Someday sociologists will look back at the Great Macaron Craze of 2010 and wonder how a French treat that existed in semiobscurity for centuries suddenly seemed to be everywhere in the food world. Part of the answer surely has to do with affordable luxury in an economic downturn; for not much more than a buck, you can nosh on something that combines the delicate sophistication of an Alinea amuse-bouche with the sugar rush of a Krispy Kreme doughnut.

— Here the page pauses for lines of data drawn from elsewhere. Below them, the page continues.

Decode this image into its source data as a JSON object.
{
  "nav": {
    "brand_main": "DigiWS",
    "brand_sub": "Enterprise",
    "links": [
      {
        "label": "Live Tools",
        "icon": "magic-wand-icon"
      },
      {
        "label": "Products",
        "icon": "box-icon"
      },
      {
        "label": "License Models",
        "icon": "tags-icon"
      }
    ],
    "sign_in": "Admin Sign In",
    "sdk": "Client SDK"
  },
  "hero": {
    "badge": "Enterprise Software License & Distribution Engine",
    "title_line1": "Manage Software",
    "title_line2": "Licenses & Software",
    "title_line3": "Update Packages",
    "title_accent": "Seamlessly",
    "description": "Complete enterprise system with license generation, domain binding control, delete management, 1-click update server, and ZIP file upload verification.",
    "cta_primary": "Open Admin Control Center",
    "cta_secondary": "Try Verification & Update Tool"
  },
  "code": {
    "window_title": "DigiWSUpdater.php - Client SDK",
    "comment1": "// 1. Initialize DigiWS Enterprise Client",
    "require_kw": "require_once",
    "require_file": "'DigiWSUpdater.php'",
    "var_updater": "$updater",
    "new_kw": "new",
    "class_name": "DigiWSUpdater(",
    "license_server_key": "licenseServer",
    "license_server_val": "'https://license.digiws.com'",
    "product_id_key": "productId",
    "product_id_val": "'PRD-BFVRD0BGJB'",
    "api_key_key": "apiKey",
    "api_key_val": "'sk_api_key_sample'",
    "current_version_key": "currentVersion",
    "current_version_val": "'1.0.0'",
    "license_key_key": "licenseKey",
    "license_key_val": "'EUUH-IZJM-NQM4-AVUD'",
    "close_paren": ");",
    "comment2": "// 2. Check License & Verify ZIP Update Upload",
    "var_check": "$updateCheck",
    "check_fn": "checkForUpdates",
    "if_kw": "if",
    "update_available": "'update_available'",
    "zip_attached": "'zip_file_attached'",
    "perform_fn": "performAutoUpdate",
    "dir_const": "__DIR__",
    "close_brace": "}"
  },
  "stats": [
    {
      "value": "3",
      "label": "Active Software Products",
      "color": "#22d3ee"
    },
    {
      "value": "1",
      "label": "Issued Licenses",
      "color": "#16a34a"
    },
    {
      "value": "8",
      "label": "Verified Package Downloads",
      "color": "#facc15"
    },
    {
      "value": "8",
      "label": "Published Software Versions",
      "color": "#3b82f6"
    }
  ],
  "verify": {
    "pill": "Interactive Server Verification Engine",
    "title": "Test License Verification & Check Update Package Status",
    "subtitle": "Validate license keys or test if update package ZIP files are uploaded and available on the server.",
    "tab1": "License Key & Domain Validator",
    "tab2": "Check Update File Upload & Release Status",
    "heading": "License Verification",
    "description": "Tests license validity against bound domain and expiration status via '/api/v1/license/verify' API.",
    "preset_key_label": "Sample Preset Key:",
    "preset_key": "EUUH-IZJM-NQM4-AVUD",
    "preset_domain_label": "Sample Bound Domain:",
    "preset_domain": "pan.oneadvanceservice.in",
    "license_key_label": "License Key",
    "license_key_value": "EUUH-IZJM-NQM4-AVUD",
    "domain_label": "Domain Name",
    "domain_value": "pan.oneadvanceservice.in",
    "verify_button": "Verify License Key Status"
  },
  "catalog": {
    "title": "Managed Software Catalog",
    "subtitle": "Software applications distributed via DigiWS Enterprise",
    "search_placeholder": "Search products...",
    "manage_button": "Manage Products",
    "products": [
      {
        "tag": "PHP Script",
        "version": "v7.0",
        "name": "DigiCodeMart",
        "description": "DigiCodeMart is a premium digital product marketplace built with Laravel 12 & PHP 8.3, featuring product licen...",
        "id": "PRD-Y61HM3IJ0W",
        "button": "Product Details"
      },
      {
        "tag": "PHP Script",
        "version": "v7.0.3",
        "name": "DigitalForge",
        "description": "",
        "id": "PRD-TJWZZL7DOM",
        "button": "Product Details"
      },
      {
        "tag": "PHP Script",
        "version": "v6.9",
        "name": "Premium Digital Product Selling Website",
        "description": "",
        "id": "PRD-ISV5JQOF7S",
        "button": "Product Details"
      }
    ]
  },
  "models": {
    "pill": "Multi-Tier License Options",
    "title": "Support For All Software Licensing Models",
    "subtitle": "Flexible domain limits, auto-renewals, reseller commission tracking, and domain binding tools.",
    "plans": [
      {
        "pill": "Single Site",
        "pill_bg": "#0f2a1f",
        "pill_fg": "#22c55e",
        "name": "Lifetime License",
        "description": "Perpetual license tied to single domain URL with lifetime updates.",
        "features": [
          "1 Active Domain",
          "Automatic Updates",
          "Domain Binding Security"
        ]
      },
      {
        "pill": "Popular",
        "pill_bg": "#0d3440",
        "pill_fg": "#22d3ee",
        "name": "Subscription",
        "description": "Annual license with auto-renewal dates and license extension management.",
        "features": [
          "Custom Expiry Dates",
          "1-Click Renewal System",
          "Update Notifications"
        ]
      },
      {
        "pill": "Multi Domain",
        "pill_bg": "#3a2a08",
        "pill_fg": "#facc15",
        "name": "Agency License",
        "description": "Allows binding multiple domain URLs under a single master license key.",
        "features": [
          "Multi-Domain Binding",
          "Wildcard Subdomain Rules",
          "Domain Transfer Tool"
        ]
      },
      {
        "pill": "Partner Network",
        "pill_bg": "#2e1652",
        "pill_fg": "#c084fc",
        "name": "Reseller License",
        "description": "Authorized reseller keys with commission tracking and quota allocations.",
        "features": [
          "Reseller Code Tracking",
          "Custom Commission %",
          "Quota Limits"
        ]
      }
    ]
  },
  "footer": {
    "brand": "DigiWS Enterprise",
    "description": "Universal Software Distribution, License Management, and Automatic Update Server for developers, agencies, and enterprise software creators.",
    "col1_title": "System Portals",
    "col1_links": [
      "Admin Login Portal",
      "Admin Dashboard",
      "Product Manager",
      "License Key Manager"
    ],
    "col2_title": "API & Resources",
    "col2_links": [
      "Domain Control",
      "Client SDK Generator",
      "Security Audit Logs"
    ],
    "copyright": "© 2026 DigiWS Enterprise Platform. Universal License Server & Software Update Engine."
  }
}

But while Chicago foodies debate which local macarons most perfectly approach the Parisian ideal (meringue crust, chewy interior, and gooey filling), the fact is that, like a lot of French things, they’re hard, but not that hard, to get right. The real question is, once you’ve mastered the form, what do you do with it? That’s where Beth Jacob’s Macaron Chicago wowed us.
Jacob, a laid-off architect turned macaroniste, makes four kinds each month, which she sells at Chicago’s Downtown Farmstand, the Logan Square Farmers’ Market, Provenance (2528 N. California, 773-384-0699 and 2312 N. Leland, 773-784-2314, provenancefoodandwine.com), and online. Some, like the caramel fleur de sel, are delicate studies in contrast, salty and sweet. Others, like a cassis macaron as purple as Violet Beauregarde, explode with fruit flavor. In a town suddenly (and somewhat surprisingly) full of good macarons, Macaron Chicago stands out for showing that technique is only the canvas for flavor.